__Assignment__.
The word "that" may appear in some lines of the data; copy every such line.

__Listed records__.
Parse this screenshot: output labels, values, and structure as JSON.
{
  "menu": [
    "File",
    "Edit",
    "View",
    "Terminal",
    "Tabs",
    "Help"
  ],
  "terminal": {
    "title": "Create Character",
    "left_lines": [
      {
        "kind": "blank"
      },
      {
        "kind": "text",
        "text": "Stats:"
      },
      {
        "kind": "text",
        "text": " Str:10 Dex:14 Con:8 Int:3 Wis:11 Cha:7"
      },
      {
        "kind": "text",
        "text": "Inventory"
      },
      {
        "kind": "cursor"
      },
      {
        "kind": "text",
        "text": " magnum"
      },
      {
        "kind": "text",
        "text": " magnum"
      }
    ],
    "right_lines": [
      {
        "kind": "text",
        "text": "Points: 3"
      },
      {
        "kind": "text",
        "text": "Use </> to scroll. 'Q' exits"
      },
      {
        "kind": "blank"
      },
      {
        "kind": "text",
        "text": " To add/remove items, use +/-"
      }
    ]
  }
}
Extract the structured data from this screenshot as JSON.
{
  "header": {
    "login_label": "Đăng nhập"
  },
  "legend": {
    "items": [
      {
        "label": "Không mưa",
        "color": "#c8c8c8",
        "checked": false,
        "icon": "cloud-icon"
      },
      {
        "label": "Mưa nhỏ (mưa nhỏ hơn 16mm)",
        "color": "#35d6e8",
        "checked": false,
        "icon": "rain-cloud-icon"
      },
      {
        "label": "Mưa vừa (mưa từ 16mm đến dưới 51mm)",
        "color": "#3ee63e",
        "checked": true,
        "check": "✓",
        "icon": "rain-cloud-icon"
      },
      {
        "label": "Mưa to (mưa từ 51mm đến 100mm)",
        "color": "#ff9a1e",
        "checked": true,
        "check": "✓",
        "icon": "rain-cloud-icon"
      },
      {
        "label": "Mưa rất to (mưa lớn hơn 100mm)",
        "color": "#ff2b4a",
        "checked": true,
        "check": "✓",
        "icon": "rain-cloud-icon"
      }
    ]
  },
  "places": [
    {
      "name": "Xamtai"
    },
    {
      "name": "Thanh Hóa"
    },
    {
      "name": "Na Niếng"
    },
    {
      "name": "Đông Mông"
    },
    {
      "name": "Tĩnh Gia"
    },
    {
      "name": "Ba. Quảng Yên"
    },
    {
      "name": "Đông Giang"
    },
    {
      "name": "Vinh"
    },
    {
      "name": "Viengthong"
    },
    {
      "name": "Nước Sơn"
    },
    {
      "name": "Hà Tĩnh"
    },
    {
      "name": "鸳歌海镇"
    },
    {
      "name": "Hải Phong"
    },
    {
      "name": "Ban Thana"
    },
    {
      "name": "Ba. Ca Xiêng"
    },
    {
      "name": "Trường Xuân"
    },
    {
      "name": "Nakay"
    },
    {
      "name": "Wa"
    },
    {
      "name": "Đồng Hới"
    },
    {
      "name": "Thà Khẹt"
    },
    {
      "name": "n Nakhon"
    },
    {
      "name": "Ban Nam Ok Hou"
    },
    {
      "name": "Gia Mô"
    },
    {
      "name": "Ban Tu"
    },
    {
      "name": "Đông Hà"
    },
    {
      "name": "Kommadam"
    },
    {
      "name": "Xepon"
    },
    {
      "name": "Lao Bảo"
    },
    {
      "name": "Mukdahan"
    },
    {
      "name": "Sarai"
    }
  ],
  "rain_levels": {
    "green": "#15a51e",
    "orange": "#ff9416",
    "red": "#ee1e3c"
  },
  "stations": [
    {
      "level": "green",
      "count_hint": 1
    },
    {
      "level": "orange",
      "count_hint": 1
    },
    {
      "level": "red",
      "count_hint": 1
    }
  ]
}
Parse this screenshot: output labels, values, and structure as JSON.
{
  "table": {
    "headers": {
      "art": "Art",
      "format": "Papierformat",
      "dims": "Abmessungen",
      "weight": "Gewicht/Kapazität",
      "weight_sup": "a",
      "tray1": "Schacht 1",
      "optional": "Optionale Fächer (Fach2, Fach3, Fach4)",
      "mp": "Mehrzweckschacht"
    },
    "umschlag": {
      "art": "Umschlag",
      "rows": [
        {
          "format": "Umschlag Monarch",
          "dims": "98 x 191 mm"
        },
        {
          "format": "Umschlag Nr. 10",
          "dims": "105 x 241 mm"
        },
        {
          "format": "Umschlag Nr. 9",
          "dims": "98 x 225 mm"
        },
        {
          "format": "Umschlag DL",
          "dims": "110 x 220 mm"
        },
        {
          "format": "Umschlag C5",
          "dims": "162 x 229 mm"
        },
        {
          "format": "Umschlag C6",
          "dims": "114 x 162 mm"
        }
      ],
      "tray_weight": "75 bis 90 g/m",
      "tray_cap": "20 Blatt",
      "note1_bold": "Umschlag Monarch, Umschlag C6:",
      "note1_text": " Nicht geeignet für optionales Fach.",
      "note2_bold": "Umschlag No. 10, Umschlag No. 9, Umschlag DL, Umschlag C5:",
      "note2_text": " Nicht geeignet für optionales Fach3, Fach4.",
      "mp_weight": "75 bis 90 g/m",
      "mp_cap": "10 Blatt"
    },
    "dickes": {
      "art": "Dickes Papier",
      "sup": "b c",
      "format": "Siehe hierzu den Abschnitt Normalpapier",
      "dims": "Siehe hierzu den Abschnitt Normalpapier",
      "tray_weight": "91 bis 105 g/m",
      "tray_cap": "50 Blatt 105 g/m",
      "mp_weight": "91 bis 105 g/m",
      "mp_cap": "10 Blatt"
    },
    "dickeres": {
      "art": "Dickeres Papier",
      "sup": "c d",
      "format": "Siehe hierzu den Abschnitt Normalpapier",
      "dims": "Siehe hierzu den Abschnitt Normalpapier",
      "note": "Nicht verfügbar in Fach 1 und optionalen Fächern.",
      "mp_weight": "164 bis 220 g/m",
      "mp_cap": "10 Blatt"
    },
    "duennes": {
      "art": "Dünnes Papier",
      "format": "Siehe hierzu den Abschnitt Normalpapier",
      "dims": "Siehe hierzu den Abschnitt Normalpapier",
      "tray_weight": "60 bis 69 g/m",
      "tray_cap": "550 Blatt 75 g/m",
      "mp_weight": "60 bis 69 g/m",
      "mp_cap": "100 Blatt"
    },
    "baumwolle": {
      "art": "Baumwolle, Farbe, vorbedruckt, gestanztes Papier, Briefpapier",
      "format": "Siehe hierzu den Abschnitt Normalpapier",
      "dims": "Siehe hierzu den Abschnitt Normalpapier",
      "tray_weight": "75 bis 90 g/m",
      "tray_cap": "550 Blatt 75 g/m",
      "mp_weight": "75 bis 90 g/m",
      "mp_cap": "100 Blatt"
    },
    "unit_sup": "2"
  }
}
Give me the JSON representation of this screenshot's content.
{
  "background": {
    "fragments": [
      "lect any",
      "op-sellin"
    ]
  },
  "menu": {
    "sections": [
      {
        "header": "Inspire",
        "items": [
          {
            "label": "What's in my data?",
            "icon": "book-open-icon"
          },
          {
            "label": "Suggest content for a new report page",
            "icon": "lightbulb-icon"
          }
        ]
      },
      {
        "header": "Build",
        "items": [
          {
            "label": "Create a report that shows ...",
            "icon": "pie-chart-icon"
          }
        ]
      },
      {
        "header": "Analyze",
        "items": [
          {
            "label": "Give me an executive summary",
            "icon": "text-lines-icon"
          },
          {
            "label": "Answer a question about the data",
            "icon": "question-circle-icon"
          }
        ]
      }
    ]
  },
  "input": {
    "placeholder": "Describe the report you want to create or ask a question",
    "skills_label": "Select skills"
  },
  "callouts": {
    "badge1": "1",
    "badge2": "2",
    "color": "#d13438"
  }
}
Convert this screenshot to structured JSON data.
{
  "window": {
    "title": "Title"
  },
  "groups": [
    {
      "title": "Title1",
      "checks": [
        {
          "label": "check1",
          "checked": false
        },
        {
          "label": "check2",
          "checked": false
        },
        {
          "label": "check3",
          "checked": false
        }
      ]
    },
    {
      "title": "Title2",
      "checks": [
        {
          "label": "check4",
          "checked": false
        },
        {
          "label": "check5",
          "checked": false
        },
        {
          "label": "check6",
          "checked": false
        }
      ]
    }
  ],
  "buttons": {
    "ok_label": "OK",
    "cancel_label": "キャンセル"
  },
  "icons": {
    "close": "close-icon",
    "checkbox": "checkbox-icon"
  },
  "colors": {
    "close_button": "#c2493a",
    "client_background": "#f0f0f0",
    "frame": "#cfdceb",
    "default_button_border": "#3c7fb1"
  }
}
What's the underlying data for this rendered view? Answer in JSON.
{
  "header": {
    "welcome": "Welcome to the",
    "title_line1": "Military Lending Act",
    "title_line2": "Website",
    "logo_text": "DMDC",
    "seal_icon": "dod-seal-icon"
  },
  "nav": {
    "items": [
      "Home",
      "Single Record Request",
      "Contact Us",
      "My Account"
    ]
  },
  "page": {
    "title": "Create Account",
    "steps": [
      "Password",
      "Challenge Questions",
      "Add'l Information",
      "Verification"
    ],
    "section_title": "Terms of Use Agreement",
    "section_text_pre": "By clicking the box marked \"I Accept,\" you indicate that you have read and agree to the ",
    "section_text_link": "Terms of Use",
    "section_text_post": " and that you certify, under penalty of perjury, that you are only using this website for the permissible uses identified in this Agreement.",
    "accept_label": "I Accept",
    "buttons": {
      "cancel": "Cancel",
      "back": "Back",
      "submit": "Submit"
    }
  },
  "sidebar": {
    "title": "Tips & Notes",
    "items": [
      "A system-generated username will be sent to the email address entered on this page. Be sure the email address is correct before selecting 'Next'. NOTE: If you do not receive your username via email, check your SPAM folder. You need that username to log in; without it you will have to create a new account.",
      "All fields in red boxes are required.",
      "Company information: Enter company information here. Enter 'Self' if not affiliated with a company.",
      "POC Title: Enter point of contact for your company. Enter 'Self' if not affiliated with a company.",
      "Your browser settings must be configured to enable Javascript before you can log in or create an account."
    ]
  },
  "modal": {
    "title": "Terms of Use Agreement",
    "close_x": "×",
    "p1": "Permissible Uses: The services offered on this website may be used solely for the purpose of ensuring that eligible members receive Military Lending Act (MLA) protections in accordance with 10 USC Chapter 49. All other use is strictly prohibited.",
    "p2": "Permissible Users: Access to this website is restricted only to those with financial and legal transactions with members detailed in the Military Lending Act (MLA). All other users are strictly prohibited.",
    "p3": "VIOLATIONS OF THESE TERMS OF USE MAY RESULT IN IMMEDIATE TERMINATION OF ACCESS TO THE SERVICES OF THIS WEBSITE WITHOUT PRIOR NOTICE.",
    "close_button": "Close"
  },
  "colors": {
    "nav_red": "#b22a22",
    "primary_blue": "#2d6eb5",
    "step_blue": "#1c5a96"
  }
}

__Written answer__.
            "label": "Create a report that shows ...",
    "section_text_pre": "By clicking the box marked \"I Accept,\" you indicate that you have read and agree to the ",
    "section_text_post": " and that you certify, under penalty of perjury, that you are only using this website for the permissible uses identified in this Agreement.",
      "A system-generated username will be sent to the email address entered on this page. Be sure the email address is correct before selecting 'Next'. NOTE: If you do not receive your username via email, check your SPAM folder. You need that username to log in; without it you will have to create a new account.",
    "p1": "Permissible Uses: The services offered on this website may be used solely for the purpose of ensuring that eligible members receive Military Lending Act (MLA) protections in accordance with 10 USC Chapter 49. All other use is strictly prohibited.",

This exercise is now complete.